We now know that fulgurites are a direct consequence of lightning strikes. But do they materialize after every bolt hits the ground? Well, Martin Uman of the University of Florida doesn’t necessarily think so. And he’s in a better position than most to answer this question, as he’s among the world’s leading experts on lightning.
During the course of their studies on sand fulgurites, Uman and his contemporaries have noted the differences between individual specimens. He told Weatherwise in 1998, “We’ve seen fulgurites like soda straws. Others are one to two inches in diameter like heavy glass… like the current kept flowing and melting sand in a bigger and bigger area. Obviously, different current characteristics were involved in making fulgurites.”
Though Uman does have a warning for any amateurs hoping to uncover fulgurites.
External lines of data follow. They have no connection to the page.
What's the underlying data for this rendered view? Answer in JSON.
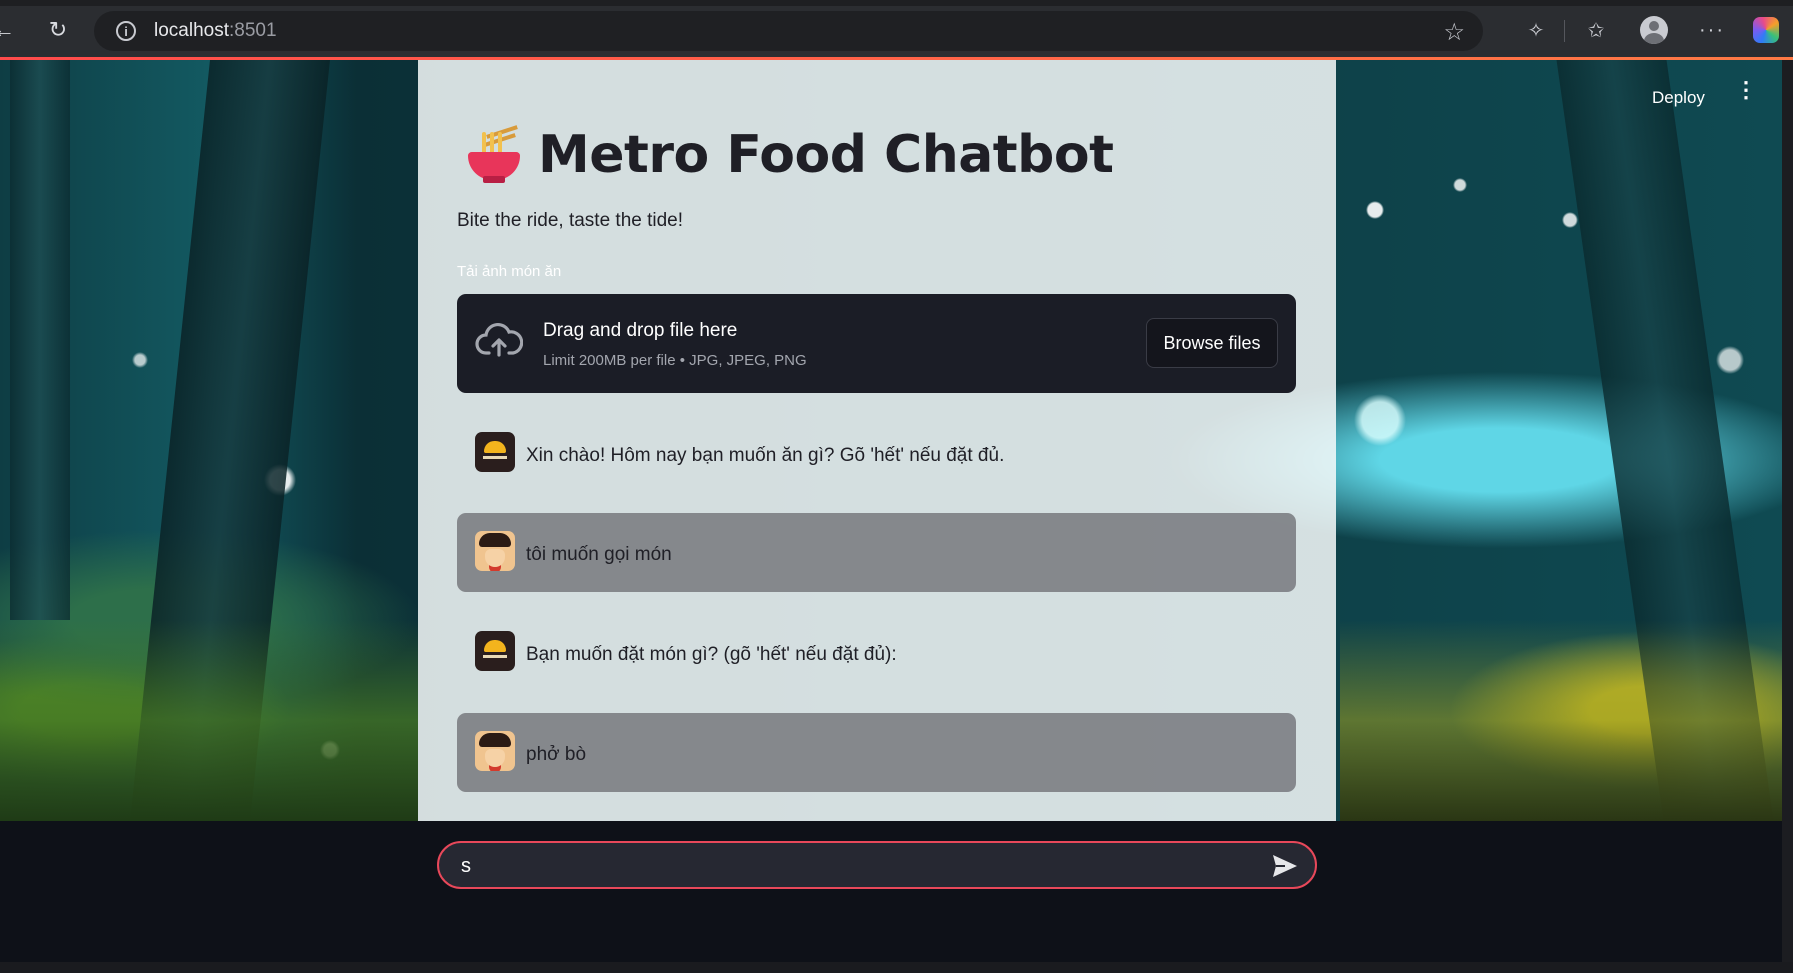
{
  "browser": {
    "url_host": "localhost",
    "url_port": ":8501",
    "icons": [
      "back-icon",
      "reload-icon",
      "info-icon",
      "star-icon",
      "extensions-icon",
      "favorites-icon",
      "profile-icon",
      "more-icon",
      "copilot-icon"
    ]
  },
  "app": {
    "deploy_label": "Deploy",
    "menu_glyph": "⋮",
    "title_emoji_icon": "ramen-bowl-icon",
    "title": "Metro Food Chatbot",
    "subtitle": "Bite the ride, taste the tide!",
    "uploader": {
      "label": "Tải ảnh món ăn",
      "dropzone_title": "Drag and drop file here",
      "limit_text": "Limit 200MB per file • JPG, JPEG, PNG",
      "browse_label": "Browse files"
    },
    "messages": [
      {
        "role": "assistant",
        "text": "Xin chào! Hôm nay bạn muốn ăn gì? Gõ 'hết' nếu đặt đủ."
      },
      {
        "role": "user",
        "text": "tôi muốn gọi món"
      },
      {
        "role": "assistant",
        "text": "Bạn muốn đặt món gì? (gõ 'hết' nếu đặt đủ):"
      },
      {
        "role": "user",
        "text": "phở bò"
      }
    ],
    "chat_input": {
      "value": "s"
    },
    "colors": {
      "accent": "#ff4b4b",
      "uploader_bg": "#1b1d26",
      "bottom_bg": "#0e1118"
    }
  }
}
He said, “If a normal citizen tries to dig one of these out of the ground, they would destroy it because fulgurites are so fragile. It takes experts who are skilled at working with special tools and are used to digging up fossil bones. It’s definitely an art.”
So make sure to be very careful if you happen to find a fulgurite along the seashore some day. If you break it, you’ll probably have to wait for the next thunderstorm before getting another chance to collect one. Having said that, there are other ways in which the structures are created. They can also come about because of the temperatures induced by nuclear explosions or meteors crashing to Earth – but these aren’t too likely to occur, either.
Amazingly, though, there are also ways for people to deliberately create these amazing objects themselves. It should go without saying that a great deal of care is essential for anybody who tries these things out, but some individuals have been successful. And there’s one method in particular that’s really simple.
The first thing that needs to be done is fairly obvious. You’ll need to know if thunder and lightning is expected, so you should monitor the weather forecast. If it looks like a storm is on the way, then the more practical steps can get underway.
A really secluded part of a sandy beach will be needed for this project to work. It can’t be a place where people or animals are likely to be, otherwise they could end up getting hurt. Once this isolated spot has been found, a lightning rod or length of rebar is driven into the sand. It’s not certain that a bolt will hit this bar, but that’s just how it goes.
Naturally, you need to ensure that you’re out of the way before the storm arrives. After all, it’s a venture in which bolts of lightning are purposely being coaxed into a particular area. So, nobody should be near that rod during the storm – or for many hours after it’s passed.
If the rod was actually struck by lightning, then it’ll be really hot for a while afterwards. And the same goes for the sand surrounding it. So, anyone checking the area for fulgurites will need to take great care not to scald themselves. But if everything went well, then they should have a specimen of petrified lightning to show for their efforts.
There’s another method for purposely creating fulgurites that some people have made use of. According to Thought Co., you can use a transformer in order to create an artificial lightning bolt, which is then directed into silica material. This process can be effective, but the resulting fulgurite will likely be less impressive than naturally produced ones.
As Uman explained to Weatherwise, the manmade fulgurites would probably be much smaller than their natural counterparts. The professor said, “[The artificial specimens] would be no longer than 4 or 5 inches. You really need high voltage to make a long spark. Lightning makes a spark about 10 miles long.”
Uman initially started to look out for fulgurites simply because he was curious about them. And this isn’t surprising given his academic expertise on lightning. But as time went on and he came to learn more about them, his interest in the structures themselves deepened. As he reflected to Weatherwise, “They’re beautiful. They’ve become an obsession.”